_Listed records_:

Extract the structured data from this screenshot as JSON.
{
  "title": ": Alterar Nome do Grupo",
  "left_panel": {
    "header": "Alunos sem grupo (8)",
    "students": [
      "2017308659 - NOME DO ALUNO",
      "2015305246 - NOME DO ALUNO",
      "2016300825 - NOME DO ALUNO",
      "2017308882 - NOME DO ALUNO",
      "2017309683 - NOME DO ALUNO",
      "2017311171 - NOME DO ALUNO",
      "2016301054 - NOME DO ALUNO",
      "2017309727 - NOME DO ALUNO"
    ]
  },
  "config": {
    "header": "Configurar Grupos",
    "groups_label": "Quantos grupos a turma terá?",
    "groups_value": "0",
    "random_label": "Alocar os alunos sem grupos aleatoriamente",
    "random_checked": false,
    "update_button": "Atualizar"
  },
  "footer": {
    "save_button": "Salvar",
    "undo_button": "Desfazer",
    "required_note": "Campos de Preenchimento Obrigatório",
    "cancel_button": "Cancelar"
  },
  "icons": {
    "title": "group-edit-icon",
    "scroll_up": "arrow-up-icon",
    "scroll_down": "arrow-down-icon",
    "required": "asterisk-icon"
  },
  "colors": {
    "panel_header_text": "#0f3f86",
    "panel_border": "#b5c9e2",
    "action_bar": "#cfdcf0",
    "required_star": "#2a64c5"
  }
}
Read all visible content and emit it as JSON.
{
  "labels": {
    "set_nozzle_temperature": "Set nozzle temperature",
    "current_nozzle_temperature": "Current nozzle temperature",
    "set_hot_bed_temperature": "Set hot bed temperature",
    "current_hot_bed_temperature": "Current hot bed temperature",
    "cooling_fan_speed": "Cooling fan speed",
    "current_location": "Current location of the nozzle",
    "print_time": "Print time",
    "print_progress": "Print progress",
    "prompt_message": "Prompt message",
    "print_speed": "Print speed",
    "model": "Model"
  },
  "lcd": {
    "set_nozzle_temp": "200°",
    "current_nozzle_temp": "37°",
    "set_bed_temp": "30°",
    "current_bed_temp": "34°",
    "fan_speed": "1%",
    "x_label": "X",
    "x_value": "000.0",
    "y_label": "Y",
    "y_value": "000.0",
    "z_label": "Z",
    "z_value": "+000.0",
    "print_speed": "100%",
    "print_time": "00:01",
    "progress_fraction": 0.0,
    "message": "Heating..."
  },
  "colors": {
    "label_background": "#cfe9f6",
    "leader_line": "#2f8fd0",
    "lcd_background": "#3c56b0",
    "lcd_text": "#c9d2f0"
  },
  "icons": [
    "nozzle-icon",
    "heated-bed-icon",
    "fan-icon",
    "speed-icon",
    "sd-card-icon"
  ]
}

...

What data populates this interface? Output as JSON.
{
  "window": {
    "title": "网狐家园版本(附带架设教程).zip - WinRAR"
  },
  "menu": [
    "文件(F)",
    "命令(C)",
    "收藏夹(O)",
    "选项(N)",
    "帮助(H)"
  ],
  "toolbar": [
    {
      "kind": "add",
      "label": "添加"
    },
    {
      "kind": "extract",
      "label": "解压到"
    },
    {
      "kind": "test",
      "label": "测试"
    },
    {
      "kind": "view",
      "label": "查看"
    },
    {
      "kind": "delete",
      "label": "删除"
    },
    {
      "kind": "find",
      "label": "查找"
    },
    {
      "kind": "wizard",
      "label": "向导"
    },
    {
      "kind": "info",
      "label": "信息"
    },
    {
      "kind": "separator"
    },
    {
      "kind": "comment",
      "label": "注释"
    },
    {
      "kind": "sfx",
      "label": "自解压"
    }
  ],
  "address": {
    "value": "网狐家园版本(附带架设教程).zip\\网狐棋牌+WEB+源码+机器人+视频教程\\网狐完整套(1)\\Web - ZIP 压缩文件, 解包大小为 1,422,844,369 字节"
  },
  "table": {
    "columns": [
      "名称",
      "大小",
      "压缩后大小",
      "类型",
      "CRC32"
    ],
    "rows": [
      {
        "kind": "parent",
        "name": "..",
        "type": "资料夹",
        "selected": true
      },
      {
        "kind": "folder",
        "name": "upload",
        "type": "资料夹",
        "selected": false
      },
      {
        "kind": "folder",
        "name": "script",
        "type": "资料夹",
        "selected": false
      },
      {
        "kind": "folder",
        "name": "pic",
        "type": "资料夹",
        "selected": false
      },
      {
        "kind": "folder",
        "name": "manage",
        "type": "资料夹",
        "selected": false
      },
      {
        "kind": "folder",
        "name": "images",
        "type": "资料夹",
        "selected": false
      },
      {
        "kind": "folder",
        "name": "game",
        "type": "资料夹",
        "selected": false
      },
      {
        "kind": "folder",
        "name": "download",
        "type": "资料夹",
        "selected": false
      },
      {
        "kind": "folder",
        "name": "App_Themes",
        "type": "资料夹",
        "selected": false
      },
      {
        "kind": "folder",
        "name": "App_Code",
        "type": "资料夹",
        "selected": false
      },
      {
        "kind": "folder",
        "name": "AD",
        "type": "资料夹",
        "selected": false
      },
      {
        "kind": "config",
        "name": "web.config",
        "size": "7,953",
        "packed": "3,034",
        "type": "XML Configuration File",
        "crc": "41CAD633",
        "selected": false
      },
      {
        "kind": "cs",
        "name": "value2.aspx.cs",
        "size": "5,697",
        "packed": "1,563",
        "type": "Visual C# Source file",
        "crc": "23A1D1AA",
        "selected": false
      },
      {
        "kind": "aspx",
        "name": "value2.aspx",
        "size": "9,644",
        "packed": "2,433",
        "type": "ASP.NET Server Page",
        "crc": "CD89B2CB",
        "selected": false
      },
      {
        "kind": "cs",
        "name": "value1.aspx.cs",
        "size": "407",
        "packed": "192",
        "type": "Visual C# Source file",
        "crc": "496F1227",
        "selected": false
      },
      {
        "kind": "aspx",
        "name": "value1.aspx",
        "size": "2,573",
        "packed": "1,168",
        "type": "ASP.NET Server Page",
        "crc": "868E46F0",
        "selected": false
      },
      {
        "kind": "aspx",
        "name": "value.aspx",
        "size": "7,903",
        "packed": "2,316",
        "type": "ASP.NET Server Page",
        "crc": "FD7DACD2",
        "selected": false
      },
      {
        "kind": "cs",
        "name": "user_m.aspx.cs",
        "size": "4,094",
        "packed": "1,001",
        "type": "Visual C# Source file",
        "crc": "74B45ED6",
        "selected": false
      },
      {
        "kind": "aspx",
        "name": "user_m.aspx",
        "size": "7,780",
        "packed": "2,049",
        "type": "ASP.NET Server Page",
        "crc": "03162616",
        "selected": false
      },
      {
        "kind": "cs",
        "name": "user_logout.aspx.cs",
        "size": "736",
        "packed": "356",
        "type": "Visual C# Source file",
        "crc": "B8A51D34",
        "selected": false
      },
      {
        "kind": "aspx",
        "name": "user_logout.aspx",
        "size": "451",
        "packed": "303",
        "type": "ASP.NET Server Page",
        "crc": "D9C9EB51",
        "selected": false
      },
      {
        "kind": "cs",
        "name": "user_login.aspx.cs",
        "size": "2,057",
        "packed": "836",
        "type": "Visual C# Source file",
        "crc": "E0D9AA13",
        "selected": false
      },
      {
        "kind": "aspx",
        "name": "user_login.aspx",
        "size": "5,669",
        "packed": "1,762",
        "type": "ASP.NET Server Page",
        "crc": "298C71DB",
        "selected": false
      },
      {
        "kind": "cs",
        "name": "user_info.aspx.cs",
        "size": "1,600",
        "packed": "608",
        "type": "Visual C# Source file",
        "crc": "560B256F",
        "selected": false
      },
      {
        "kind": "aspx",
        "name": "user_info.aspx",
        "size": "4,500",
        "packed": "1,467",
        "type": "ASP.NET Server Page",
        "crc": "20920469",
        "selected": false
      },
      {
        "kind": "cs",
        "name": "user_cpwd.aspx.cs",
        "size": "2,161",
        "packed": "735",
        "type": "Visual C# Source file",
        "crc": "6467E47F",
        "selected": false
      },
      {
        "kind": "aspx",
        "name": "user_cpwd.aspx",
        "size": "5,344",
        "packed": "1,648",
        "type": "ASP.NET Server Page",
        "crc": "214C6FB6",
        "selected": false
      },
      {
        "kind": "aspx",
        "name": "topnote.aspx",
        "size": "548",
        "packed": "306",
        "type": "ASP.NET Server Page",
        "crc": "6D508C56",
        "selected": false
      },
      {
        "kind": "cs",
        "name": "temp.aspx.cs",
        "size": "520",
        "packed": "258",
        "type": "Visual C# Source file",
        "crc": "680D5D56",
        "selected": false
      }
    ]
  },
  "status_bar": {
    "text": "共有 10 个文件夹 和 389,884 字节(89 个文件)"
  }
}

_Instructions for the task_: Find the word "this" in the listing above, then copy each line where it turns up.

_Solution to the problem_:
Extract the structured data from this screenshot as JSON.
What data populates this interface? Output as JSON.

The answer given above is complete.